Entries from a dataset of interfaces
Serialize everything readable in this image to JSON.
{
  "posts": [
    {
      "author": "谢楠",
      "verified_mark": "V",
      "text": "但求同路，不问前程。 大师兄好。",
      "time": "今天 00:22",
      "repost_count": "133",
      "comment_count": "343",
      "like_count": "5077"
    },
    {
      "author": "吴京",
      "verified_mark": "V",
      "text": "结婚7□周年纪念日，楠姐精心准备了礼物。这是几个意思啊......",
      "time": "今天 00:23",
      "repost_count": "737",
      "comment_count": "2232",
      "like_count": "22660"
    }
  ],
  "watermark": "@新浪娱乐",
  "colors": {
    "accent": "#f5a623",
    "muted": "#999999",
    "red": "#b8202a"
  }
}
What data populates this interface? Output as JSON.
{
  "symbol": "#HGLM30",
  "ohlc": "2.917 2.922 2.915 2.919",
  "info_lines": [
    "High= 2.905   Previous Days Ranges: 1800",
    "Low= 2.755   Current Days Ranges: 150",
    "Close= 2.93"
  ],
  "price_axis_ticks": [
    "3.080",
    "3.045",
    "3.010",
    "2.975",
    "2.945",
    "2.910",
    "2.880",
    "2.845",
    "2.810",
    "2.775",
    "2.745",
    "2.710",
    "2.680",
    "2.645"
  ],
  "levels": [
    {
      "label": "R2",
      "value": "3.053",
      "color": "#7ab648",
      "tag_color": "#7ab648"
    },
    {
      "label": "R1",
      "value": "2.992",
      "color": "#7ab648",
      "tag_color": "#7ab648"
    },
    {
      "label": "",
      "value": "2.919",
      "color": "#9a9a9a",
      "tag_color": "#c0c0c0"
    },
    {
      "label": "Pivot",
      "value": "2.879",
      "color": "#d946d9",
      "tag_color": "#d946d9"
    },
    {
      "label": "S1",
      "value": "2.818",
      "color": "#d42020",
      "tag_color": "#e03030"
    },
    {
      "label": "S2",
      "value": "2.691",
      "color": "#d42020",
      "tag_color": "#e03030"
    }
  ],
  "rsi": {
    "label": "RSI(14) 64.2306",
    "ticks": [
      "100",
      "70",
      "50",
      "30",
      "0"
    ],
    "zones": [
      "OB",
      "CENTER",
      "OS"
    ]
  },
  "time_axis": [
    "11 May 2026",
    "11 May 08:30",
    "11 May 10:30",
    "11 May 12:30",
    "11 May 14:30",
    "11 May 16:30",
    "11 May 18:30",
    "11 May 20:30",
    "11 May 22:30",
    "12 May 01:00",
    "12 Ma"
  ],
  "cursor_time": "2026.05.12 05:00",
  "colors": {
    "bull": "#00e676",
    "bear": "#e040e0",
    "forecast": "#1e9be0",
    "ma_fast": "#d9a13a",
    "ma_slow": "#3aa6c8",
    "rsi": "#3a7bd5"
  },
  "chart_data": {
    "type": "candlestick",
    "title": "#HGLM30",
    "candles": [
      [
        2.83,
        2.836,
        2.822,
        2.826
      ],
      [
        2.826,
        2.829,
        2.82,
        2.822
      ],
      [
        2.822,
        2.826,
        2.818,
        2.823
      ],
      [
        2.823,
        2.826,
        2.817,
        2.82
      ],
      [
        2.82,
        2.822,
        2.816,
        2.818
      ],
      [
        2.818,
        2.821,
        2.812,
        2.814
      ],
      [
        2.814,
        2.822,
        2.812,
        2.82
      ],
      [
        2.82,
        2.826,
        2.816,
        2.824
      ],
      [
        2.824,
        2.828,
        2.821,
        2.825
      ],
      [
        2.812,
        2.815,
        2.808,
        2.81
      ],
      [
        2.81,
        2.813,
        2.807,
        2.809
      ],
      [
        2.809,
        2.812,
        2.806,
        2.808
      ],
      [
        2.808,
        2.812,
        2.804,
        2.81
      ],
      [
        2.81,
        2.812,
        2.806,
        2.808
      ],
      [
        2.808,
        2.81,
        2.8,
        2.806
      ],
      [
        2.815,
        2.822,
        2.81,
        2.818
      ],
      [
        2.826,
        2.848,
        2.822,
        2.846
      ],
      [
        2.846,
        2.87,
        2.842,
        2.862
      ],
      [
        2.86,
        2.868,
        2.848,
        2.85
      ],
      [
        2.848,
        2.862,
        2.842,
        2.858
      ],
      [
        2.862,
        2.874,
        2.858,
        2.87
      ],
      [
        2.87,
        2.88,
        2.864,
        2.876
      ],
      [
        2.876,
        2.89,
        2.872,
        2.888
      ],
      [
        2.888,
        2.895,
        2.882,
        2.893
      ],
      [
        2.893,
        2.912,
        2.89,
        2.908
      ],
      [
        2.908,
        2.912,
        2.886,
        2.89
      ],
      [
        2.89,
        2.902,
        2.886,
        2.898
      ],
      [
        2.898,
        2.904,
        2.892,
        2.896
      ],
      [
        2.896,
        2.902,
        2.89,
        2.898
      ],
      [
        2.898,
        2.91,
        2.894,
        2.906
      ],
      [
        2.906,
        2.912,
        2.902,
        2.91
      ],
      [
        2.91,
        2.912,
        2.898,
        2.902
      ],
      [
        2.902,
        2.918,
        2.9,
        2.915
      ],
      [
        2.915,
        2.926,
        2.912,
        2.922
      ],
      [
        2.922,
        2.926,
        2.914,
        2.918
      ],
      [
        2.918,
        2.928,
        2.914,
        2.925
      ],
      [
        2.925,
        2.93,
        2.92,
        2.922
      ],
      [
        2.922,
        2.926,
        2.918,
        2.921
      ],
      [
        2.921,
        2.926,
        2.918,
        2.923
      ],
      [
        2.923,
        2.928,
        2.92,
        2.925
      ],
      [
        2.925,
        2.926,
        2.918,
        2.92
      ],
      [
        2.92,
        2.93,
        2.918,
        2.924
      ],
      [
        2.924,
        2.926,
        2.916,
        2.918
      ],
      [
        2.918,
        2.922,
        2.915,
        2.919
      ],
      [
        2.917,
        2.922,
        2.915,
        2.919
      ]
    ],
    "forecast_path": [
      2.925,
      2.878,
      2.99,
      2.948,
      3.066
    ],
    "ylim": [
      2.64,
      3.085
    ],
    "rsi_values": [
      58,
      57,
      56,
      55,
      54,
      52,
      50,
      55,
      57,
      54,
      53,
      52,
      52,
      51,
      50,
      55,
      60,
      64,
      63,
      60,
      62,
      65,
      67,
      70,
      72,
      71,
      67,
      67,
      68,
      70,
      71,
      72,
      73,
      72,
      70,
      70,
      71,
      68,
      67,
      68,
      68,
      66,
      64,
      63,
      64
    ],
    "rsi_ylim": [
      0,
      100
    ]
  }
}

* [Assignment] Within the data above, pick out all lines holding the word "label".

* [Written response]
      "label": "R2",
      "label": "R1",
      "label": "",
      "label": "Pivot",
      "label": "S1",
      "label": "S2",
    "label": "RSI(14) 64.2306",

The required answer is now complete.